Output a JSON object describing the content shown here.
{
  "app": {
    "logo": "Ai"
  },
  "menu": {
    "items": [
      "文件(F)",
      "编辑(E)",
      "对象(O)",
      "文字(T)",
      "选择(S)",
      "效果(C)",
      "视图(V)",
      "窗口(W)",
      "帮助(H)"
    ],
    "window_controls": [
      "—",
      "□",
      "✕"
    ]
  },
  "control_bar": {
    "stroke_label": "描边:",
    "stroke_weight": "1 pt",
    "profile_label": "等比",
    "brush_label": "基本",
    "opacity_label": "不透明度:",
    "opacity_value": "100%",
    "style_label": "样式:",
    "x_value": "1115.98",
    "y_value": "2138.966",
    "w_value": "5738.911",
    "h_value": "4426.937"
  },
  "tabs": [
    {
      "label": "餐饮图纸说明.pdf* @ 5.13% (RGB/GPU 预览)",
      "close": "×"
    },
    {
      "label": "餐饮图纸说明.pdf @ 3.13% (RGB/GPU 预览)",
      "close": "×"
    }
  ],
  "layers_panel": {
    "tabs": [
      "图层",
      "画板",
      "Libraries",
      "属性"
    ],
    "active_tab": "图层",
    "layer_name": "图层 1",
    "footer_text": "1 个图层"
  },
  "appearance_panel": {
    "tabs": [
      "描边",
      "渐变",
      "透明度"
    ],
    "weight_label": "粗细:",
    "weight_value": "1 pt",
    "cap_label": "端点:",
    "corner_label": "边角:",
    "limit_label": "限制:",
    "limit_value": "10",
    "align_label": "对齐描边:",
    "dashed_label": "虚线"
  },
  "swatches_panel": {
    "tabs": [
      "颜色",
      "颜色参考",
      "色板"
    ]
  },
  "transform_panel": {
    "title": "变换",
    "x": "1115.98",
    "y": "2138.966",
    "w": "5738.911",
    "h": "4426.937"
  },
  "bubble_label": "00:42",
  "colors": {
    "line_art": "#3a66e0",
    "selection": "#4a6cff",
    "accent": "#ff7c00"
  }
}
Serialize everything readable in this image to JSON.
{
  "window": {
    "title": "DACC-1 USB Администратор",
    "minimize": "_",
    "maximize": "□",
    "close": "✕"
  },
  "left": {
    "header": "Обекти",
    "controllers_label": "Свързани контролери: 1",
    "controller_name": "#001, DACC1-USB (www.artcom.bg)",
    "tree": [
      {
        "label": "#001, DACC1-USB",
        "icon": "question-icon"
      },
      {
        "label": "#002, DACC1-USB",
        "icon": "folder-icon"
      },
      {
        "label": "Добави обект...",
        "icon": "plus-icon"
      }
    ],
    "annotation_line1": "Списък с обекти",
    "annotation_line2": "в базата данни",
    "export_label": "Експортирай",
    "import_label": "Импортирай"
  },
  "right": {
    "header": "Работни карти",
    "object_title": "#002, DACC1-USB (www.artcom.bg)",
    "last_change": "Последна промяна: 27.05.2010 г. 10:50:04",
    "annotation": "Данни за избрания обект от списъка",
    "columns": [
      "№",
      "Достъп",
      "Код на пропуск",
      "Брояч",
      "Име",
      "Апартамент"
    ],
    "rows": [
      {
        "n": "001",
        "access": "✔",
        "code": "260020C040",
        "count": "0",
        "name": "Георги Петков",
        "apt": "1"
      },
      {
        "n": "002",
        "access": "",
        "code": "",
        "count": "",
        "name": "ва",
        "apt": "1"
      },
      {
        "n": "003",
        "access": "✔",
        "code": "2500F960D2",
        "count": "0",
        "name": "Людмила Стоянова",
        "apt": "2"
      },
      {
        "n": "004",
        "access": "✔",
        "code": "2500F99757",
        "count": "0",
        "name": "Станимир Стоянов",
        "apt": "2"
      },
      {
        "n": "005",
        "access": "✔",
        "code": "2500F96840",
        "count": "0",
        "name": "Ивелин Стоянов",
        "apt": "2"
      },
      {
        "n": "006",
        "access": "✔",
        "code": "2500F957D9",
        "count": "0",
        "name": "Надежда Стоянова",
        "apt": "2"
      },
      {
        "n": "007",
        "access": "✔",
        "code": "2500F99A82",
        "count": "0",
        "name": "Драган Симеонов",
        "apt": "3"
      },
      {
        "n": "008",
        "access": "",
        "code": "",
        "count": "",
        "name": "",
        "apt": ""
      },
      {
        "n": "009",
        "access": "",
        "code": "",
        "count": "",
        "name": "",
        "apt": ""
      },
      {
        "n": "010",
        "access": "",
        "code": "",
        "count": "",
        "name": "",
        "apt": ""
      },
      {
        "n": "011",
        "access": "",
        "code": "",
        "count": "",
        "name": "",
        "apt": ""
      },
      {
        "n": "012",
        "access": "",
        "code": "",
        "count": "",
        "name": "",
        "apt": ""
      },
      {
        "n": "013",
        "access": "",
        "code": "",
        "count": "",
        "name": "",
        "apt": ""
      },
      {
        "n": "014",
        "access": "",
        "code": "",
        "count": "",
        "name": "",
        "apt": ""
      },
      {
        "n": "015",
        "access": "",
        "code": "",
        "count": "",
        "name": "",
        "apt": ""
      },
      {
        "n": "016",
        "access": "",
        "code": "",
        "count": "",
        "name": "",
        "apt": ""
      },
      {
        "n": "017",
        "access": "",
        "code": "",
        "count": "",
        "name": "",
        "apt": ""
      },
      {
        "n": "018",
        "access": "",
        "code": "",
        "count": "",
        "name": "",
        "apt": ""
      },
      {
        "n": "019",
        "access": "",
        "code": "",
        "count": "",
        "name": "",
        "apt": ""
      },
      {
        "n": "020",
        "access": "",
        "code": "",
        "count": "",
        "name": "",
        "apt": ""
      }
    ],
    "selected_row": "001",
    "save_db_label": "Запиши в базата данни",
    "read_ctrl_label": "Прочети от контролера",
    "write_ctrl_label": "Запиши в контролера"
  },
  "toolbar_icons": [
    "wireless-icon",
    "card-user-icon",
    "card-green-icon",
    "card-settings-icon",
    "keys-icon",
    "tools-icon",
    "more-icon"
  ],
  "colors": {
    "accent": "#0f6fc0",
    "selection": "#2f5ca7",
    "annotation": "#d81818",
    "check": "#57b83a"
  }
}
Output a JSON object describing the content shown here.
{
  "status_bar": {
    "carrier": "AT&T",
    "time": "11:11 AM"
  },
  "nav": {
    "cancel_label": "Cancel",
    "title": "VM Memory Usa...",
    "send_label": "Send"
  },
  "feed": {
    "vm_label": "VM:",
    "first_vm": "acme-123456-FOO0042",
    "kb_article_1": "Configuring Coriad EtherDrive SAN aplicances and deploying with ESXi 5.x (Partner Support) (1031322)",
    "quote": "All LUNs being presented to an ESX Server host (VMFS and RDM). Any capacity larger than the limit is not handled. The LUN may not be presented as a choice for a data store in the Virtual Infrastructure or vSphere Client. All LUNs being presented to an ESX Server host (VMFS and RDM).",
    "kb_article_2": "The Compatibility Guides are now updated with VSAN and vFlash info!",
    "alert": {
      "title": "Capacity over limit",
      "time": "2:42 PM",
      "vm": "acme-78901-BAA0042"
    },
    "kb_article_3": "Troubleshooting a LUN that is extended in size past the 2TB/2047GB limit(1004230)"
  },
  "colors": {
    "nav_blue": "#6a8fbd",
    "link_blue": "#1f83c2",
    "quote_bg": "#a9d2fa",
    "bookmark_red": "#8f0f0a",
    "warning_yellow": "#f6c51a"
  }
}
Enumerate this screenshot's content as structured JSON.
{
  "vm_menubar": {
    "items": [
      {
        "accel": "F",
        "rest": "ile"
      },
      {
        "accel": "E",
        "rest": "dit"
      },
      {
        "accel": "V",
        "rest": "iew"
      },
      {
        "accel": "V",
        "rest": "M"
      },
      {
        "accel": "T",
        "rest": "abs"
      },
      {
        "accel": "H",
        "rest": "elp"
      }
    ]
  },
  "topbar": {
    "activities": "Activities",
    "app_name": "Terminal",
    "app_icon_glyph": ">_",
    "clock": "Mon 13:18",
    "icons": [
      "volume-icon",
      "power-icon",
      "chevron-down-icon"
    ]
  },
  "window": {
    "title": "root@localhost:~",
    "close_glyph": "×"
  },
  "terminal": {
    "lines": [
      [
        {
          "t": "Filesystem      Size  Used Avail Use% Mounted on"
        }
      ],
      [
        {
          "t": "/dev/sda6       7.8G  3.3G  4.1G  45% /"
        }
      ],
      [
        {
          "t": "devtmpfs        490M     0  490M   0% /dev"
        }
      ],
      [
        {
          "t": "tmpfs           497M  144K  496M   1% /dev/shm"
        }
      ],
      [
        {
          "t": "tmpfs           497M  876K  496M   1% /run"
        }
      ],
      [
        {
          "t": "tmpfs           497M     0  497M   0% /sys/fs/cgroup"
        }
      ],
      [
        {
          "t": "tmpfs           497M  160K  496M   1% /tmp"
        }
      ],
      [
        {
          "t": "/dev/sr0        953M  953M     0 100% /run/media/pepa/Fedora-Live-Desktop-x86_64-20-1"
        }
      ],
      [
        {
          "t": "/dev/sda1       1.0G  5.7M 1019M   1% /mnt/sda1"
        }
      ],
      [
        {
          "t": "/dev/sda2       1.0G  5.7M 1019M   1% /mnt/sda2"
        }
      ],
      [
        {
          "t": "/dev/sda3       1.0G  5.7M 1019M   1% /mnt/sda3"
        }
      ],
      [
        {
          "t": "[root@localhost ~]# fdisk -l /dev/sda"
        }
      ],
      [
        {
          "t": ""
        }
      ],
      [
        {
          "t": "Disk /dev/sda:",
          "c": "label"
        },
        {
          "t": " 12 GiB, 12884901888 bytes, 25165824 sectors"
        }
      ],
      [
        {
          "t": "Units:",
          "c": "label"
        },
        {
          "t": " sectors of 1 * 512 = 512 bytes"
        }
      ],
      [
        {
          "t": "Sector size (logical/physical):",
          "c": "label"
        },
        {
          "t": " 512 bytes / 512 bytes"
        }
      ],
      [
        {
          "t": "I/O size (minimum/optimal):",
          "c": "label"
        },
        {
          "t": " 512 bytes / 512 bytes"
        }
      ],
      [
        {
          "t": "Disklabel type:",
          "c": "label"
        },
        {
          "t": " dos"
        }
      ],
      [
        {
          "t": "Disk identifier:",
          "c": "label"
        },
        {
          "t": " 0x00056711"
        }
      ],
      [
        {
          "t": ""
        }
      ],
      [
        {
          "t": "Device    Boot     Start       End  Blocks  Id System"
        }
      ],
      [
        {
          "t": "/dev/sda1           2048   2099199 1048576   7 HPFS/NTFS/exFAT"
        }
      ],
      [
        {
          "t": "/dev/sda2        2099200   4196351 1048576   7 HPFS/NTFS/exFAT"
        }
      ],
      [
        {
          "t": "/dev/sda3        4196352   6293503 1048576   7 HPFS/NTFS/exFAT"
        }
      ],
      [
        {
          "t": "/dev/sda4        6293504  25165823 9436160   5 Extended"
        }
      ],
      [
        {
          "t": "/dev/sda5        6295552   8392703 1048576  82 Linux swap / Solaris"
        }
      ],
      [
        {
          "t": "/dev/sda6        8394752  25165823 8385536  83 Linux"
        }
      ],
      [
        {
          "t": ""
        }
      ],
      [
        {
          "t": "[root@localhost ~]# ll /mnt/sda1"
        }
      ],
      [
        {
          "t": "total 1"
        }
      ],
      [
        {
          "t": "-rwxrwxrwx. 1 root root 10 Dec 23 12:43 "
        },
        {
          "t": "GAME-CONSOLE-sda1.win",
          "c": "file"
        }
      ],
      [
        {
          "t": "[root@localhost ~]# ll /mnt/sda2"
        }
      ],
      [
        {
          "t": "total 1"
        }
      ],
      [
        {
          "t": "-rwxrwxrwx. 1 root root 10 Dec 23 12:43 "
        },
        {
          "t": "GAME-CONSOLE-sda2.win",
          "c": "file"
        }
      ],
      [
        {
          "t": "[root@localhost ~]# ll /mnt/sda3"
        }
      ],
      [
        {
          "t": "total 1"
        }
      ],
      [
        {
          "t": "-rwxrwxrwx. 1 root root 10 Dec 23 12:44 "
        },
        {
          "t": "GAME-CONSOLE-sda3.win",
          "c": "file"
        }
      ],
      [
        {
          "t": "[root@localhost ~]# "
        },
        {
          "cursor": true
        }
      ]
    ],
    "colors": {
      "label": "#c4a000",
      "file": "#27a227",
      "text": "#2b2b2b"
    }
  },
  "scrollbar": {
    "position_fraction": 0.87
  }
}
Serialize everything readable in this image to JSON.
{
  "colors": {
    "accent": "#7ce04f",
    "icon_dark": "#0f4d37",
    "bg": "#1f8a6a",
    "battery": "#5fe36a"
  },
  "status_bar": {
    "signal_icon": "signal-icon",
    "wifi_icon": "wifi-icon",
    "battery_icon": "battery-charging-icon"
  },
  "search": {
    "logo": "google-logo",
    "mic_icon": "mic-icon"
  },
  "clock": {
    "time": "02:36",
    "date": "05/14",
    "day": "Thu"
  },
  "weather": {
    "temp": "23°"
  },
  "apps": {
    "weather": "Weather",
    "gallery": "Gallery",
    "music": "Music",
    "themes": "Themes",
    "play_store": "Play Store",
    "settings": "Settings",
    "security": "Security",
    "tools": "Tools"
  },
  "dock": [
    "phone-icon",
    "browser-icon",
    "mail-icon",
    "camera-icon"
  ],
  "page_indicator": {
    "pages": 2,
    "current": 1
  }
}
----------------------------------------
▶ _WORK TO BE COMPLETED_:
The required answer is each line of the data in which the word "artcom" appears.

▶ _SOLUTION TO THIS TASK_:
    "controller_name": "#001, DACC1-USB (www.artcom.bg)",
    "object_title": "#002, DACC1-USB (www.artcom.bg)",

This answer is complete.